| Assignment |
Each line below with the string "summary" should be copied.

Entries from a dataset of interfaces
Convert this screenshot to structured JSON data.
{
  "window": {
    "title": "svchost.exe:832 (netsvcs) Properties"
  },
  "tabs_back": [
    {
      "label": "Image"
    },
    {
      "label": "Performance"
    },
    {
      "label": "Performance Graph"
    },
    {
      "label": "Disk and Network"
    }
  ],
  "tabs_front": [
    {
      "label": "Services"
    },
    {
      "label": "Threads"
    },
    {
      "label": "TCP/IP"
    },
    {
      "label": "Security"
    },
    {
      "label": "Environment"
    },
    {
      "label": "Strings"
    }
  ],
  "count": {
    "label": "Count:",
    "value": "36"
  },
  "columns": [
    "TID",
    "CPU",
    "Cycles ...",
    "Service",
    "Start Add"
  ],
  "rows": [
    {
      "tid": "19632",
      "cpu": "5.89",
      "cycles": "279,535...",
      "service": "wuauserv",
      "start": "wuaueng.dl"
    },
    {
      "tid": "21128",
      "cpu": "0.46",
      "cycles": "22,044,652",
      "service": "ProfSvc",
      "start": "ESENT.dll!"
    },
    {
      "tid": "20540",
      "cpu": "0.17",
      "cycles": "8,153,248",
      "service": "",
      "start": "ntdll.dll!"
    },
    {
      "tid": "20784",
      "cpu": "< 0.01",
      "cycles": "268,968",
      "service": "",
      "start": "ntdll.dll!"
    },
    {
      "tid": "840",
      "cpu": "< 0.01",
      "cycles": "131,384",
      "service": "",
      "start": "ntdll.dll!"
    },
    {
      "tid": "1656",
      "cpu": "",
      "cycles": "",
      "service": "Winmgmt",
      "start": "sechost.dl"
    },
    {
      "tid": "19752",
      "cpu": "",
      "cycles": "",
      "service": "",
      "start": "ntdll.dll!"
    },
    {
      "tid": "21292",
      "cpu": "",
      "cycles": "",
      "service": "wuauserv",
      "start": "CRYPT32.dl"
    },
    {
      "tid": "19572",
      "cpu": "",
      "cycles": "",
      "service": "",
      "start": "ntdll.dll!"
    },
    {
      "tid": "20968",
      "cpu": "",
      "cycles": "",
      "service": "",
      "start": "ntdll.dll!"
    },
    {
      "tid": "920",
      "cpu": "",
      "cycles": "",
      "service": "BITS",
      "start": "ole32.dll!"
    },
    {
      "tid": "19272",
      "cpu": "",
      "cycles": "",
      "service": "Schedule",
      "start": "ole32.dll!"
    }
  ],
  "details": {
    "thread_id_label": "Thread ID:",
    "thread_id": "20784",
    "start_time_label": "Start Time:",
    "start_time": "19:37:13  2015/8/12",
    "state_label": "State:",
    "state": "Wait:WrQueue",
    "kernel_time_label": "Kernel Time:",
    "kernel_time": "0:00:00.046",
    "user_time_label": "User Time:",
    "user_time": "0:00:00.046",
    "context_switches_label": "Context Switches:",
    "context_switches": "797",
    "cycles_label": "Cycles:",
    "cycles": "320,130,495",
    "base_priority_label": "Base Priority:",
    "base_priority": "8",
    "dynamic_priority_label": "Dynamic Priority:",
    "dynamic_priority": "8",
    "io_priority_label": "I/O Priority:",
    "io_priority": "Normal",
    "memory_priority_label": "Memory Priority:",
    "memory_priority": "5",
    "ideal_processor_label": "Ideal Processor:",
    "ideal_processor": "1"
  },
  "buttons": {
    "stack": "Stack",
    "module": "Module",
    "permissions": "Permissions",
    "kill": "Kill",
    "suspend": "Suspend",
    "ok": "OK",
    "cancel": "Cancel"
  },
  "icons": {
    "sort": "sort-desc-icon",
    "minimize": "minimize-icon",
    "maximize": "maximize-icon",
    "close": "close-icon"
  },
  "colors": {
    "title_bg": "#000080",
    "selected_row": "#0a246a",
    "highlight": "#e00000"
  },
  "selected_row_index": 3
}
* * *
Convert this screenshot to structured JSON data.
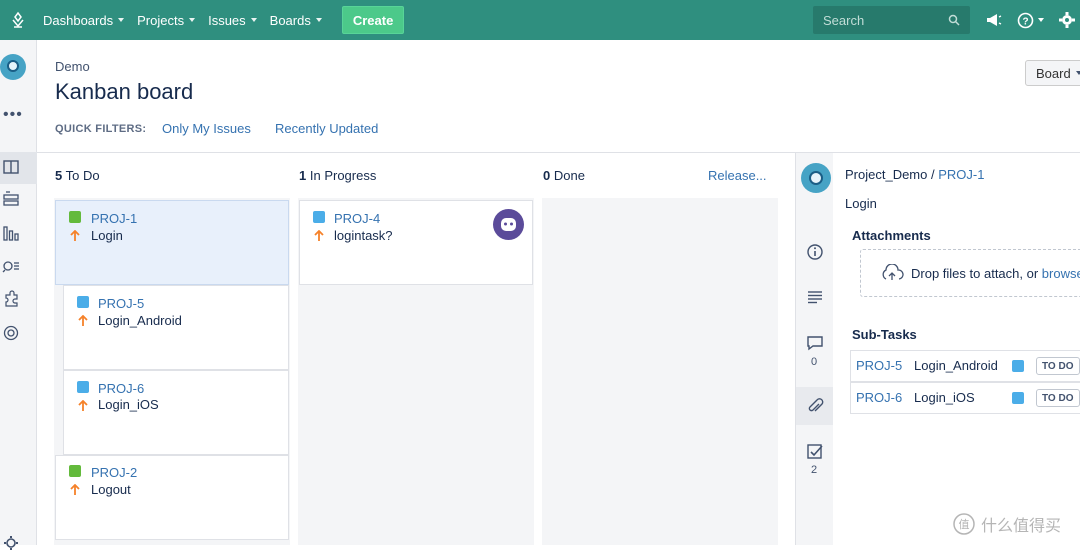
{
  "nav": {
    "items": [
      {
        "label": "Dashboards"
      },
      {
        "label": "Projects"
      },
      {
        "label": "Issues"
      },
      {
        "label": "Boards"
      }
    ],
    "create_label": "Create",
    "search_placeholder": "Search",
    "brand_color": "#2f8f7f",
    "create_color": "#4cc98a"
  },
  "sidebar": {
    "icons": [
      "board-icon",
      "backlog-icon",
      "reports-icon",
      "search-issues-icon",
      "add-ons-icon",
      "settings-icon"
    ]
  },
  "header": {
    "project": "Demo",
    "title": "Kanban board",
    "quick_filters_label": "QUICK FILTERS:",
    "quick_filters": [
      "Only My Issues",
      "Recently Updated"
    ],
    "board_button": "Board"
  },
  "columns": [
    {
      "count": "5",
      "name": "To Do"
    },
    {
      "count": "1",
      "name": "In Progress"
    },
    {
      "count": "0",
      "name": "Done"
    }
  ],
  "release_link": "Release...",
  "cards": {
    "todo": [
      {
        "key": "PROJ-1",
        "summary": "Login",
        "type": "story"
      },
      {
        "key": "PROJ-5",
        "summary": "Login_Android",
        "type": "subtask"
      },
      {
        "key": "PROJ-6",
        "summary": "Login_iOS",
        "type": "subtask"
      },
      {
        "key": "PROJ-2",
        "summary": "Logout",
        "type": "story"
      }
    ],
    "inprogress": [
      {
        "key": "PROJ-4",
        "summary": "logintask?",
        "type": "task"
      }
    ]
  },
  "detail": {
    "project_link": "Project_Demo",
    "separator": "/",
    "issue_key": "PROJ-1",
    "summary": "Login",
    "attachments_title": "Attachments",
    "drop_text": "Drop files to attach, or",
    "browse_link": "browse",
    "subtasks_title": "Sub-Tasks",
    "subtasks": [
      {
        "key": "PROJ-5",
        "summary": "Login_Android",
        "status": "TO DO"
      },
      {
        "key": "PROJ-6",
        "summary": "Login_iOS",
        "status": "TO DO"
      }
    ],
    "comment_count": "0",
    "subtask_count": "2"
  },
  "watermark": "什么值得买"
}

| Result for this task |
        "summary": "Login",
        "summary": "Login_Android",
        "summary": "Login_iOS",
        "summary": "Logout",
        "summary": "logintask?",
    "summary": "Login",
        "summary": "Login_Android",
        "summary": "Login_iOS",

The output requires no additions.